A state Senate committee today decided the answer to that question is no -- for now, at least.
Senate Bill 1124, by Sen. Anthony Cannella,would require the courts to order prisoners who can afford to pay for part of their state prison or county jail stay to do so.
While current law allows a judge order someone sentenced to state prison to pay all or part of the "reasonable costs of the imprisonment," Cannella says that his proposal would result in more so-called "pay-to-stay" orders and alleviate financial burdens for the correctional system.
"I'm just suggesting that the one percenters that we talk about who have the ability to pay for their incarceration do just that," the Ceres Republican told members of the Senate Public Safety Committee.
The bill failed by a vote of 2-3. Critics complained that it would put an undue burden on families and inmates readjusting to life after bars, but Democrats voting no pointed to potential costs for the court system, which would have been required to set a hearing to determine whether the inmate would be able to reimburse the state.
"This is not a time to be imposing any additional requirements on our courts in my view," said Public Safety Chair Loni Hancock, D-Berkeley.
Still, several Democrats sitting on the committee endorsed the concept of the proposal. Sen. Ron Calderon, D-Montebello, suggested commissioning a report on how often the current option to force repayment is exercised and looking into a pilot program.
'I think it's a great bill, and I think in a different time and a different place it would be very effective," Calderon said.

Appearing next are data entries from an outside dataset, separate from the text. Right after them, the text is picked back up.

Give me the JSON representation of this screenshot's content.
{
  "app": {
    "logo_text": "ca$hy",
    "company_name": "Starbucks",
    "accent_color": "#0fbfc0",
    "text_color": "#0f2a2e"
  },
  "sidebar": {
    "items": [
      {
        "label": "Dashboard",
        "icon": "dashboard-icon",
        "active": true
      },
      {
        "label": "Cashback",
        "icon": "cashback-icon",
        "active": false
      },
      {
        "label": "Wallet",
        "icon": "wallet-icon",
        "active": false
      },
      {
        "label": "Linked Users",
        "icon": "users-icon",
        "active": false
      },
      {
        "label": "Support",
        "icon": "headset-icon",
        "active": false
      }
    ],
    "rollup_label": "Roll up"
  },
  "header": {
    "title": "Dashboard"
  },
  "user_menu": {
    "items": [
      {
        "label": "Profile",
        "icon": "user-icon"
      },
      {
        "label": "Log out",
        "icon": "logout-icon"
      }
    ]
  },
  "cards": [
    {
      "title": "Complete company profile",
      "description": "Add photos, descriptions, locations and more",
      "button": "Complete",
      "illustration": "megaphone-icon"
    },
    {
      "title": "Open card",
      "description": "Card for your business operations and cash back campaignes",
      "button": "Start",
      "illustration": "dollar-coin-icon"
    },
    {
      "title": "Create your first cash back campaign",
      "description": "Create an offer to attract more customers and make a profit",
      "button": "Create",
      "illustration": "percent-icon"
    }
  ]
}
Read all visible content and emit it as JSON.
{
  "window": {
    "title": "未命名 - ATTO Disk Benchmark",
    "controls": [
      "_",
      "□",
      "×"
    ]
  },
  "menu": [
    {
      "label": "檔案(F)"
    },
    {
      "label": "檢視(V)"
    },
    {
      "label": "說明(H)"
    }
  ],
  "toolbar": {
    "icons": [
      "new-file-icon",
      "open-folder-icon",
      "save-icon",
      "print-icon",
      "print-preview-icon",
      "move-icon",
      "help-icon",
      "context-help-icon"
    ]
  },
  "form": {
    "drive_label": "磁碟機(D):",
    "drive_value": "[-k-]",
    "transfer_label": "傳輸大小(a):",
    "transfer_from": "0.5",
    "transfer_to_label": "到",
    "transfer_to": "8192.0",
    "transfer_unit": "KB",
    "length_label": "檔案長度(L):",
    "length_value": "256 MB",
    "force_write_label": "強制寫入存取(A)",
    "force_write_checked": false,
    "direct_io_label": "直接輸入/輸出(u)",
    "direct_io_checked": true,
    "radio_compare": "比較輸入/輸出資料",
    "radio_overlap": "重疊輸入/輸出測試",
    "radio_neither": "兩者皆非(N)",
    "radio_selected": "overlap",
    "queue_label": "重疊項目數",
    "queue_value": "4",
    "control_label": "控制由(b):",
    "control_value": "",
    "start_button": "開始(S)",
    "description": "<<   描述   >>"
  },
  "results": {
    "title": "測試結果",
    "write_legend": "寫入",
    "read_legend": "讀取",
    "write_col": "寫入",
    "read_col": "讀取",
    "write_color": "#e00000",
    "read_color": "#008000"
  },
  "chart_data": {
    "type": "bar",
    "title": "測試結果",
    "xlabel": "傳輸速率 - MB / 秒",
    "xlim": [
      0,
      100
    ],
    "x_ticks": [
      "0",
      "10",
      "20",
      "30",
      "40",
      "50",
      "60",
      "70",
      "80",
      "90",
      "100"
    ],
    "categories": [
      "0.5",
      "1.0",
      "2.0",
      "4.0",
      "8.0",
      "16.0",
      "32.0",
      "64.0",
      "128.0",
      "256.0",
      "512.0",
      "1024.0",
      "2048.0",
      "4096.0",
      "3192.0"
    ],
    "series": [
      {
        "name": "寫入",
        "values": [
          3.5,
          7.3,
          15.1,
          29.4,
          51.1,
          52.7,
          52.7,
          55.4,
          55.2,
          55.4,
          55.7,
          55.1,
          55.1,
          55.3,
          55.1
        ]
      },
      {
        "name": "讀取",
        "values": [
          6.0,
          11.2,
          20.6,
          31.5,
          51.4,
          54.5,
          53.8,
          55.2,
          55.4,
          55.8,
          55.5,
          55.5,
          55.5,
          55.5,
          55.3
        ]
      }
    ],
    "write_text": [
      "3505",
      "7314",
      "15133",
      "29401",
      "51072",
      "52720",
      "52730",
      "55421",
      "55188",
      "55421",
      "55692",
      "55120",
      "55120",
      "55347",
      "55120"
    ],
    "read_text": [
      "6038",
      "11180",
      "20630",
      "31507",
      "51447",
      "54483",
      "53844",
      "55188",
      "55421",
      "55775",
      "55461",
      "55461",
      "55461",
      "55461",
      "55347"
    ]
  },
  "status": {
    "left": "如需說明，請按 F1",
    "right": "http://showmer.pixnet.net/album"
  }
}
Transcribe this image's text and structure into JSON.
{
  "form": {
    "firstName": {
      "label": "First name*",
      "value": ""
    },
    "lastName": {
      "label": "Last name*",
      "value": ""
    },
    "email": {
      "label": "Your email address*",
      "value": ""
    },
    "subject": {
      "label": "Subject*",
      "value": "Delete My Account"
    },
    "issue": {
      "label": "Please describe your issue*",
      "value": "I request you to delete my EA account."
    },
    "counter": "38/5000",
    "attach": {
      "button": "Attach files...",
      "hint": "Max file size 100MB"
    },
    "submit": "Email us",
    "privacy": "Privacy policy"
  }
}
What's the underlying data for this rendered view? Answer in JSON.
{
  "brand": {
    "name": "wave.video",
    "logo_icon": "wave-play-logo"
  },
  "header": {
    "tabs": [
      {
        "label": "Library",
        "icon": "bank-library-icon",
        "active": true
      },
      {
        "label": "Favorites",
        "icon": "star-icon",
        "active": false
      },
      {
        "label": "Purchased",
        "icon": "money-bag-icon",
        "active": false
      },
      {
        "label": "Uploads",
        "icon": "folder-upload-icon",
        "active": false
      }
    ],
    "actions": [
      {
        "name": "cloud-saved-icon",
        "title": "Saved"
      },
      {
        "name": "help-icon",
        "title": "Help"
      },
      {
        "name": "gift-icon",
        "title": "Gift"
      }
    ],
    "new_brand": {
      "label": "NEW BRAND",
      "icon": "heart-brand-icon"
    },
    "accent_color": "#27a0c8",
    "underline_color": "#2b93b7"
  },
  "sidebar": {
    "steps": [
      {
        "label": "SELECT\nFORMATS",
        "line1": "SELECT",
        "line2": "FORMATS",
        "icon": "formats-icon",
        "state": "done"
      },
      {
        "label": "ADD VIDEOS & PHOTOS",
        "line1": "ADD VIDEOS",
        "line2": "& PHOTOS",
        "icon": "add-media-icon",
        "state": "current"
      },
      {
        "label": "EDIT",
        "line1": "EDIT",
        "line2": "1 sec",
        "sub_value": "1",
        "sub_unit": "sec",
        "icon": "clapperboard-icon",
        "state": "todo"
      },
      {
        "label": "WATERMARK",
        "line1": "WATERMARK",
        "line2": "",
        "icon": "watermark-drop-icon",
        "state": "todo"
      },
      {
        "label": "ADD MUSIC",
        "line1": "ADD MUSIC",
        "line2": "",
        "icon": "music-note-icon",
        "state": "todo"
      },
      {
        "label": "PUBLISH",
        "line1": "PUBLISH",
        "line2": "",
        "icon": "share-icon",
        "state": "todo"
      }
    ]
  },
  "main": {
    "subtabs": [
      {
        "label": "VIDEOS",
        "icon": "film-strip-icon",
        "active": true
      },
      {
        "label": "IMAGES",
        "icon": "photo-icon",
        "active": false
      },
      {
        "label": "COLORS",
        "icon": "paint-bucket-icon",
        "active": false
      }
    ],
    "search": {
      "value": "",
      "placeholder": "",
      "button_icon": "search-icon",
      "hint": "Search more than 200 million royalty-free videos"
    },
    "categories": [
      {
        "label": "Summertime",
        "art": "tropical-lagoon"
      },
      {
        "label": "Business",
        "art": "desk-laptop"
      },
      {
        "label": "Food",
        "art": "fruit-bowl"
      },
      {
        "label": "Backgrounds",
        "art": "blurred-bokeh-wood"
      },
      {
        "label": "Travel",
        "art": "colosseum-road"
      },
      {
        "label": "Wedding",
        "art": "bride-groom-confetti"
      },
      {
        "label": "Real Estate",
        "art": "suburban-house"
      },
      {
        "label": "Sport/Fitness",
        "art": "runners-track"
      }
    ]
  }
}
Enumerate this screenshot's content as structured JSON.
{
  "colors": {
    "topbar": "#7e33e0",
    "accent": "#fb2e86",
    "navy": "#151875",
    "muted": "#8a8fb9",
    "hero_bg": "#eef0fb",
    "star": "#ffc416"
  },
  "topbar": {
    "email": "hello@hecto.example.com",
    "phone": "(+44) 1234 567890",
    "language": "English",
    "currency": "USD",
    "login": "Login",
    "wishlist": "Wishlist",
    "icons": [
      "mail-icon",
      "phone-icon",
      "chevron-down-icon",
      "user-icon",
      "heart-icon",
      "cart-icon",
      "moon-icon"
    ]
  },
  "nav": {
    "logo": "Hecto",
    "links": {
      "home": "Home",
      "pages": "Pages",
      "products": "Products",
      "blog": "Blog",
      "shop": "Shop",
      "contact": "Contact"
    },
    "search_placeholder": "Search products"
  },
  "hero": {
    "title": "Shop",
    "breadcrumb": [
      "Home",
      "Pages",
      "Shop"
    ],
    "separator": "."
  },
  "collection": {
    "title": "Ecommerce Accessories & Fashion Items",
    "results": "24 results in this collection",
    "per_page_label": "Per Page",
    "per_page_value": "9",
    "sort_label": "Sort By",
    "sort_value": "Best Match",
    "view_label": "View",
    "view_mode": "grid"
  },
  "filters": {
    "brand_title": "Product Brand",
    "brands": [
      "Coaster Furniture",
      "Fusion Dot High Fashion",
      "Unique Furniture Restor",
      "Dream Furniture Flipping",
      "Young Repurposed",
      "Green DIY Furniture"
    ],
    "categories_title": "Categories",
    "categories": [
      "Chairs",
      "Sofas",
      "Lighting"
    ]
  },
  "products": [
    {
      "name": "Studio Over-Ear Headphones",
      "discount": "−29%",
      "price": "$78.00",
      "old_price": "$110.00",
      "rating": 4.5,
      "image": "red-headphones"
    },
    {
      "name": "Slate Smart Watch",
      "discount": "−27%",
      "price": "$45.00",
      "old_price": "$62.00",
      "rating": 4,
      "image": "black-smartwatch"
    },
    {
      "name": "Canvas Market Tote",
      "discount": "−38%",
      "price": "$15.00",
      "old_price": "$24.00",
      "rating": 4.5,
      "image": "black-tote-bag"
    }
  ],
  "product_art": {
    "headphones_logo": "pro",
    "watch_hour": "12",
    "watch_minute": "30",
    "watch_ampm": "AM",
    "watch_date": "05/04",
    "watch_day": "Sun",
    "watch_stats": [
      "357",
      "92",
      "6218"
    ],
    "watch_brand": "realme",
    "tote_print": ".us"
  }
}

PHOTO CREDIT: Inmates wait in the Roger Bauman Facility for assessment at the Rio Cosumnes Correctional Center on March 5, 2012. Renée C. Byer, Sacramento Bee.